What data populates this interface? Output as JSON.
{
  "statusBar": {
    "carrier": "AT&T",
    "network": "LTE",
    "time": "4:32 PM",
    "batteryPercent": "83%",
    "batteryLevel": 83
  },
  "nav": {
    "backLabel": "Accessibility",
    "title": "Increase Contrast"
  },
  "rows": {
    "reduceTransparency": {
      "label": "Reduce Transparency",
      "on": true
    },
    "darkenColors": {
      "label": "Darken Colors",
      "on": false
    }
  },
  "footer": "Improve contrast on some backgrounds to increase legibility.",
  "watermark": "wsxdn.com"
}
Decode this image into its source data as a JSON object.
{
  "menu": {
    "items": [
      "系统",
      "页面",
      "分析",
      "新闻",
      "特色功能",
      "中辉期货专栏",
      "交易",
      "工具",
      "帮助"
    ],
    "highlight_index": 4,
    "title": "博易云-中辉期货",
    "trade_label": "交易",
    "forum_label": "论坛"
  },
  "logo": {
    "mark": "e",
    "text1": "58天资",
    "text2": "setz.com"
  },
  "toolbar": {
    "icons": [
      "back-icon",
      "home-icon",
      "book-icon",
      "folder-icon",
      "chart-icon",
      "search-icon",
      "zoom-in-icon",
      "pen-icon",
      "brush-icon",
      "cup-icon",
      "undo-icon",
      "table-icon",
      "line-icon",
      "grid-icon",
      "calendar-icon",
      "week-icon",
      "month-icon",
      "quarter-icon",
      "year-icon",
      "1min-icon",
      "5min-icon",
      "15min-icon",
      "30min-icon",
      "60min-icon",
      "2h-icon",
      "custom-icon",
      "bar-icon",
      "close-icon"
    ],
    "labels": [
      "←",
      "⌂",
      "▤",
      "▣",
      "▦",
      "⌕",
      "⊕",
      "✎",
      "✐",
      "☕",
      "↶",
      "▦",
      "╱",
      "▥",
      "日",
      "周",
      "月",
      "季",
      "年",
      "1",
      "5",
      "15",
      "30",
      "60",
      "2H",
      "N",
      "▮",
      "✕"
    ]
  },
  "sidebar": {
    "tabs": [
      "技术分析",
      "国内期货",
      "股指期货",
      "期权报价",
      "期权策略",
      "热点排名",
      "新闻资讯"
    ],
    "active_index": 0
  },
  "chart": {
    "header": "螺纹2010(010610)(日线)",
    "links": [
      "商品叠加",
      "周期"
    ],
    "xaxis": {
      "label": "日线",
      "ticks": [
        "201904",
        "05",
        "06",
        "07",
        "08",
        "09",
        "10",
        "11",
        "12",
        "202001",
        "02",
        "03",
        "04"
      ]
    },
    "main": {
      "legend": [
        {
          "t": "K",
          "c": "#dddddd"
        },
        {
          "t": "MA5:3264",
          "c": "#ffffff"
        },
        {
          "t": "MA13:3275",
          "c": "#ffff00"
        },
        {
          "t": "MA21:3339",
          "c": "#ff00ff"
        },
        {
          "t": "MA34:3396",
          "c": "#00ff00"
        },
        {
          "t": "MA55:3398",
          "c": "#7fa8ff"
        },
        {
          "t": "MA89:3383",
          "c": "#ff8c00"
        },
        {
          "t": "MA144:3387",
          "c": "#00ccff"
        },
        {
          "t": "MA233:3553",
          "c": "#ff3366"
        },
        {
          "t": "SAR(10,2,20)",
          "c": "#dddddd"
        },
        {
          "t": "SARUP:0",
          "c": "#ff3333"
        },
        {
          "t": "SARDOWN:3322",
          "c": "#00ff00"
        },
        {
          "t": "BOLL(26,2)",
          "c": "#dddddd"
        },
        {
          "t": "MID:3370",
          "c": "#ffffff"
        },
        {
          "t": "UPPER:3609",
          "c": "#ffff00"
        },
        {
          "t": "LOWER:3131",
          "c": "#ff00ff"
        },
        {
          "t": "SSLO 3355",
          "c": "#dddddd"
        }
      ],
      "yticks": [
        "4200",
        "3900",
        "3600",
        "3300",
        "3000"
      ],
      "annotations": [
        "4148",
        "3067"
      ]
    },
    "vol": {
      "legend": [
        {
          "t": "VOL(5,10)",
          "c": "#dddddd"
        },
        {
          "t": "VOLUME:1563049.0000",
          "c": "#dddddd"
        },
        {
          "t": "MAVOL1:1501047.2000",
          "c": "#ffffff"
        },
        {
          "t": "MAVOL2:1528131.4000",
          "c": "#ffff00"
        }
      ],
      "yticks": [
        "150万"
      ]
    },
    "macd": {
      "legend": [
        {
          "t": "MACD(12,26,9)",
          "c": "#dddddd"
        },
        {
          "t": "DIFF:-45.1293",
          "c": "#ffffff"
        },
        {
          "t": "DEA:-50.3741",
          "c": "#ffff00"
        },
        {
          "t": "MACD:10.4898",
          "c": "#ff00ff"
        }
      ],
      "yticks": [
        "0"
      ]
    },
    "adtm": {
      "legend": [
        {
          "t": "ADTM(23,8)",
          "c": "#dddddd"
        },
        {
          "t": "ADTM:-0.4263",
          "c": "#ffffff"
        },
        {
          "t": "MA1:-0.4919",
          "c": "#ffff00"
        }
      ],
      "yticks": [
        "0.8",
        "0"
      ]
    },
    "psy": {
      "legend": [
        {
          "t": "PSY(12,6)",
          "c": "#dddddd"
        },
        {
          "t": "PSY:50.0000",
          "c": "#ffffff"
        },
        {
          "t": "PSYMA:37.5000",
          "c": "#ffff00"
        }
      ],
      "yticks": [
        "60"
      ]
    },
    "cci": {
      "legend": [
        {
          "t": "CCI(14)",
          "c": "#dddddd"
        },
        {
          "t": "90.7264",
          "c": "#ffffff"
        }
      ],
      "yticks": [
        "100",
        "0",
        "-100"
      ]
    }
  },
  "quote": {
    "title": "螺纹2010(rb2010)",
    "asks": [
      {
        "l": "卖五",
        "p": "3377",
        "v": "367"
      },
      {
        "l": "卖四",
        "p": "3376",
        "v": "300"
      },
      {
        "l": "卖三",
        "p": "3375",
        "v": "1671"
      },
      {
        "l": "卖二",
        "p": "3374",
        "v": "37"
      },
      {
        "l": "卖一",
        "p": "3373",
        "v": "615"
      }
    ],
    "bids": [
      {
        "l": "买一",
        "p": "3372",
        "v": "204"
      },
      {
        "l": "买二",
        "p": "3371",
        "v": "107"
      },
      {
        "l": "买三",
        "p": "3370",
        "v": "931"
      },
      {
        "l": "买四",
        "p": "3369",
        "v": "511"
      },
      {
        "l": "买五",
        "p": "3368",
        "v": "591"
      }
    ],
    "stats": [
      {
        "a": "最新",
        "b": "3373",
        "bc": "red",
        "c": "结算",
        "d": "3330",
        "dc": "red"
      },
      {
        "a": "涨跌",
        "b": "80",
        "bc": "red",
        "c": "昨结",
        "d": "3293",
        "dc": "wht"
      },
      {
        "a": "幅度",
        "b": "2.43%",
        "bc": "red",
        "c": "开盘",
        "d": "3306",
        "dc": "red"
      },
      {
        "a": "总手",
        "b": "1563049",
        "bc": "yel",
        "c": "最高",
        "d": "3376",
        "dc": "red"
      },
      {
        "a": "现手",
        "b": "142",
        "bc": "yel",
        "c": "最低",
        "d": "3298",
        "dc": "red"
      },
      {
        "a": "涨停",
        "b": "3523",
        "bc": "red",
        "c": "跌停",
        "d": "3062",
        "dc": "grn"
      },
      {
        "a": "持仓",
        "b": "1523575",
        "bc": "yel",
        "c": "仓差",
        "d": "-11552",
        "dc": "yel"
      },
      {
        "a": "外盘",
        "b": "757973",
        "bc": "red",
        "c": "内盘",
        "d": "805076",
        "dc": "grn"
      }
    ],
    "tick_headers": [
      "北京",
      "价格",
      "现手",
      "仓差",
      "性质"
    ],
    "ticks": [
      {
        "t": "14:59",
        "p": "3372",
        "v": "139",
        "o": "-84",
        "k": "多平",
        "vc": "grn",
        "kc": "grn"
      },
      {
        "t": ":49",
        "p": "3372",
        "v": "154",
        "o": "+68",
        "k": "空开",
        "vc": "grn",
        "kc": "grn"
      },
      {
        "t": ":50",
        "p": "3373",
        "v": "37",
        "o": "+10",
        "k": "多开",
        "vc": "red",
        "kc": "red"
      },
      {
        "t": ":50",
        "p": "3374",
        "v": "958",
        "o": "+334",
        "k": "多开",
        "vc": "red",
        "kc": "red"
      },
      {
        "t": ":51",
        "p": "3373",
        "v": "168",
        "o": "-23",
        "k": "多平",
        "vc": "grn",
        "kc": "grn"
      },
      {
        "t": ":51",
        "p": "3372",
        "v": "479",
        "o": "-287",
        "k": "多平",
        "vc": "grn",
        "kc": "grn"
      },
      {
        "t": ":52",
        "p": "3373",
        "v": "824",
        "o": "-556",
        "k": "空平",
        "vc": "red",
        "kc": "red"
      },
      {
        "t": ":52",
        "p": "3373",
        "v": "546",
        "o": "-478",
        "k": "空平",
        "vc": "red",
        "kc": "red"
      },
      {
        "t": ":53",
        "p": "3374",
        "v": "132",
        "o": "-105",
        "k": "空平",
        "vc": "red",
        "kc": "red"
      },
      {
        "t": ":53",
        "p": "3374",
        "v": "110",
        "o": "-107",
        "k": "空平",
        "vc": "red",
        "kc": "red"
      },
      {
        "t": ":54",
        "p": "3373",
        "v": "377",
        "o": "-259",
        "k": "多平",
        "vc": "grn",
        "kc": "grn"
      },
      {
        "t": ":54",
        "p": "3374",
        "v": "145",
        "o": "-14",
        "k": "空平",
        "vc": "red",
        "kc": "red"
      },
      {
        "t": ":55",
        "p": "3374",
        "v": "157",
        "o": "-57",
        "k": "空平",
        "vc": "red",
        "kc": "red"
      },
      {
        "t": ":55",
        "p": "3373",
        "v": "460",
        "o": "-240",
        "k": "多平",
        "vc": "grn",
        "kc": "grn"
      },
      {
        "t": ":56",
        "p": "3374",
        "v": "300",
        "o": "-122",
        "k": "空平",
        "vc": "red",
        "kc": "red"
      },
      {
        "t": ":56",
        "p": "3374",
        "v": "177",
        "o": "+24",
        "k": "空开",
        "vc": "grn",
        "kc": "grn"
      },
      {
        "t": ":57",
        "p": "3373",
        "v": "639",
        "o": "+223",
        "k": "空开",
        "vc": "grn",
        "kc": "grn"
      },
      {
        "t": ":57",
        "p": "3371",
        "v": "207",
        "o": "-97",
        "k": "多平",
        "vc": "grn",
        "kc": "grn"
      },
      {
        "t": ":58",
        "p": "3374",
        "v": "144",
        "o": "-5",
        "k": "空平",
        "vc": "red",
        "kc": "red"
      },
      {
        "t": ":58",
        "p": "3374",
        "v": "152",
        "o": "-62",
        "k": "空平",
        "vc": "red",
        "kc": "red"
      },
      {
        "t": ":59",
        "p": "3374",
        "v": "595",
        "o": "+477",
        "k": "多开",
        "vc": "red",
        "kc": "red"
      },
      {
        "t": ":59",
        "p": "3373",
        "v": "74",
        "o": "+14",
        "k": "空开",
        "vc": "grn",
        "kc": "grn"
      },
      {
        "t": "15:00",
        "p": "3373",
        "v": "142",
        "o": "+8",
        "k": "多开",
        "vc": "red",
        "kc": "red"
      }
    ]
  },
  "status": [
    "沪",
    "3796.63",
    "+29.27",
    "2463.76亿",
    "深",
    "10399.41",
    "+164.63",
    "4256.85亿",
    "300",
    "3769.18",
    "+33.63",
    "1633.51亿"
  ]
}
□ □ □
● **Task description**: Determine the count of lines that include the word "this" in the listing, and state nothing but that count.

● **Exercise output**: 2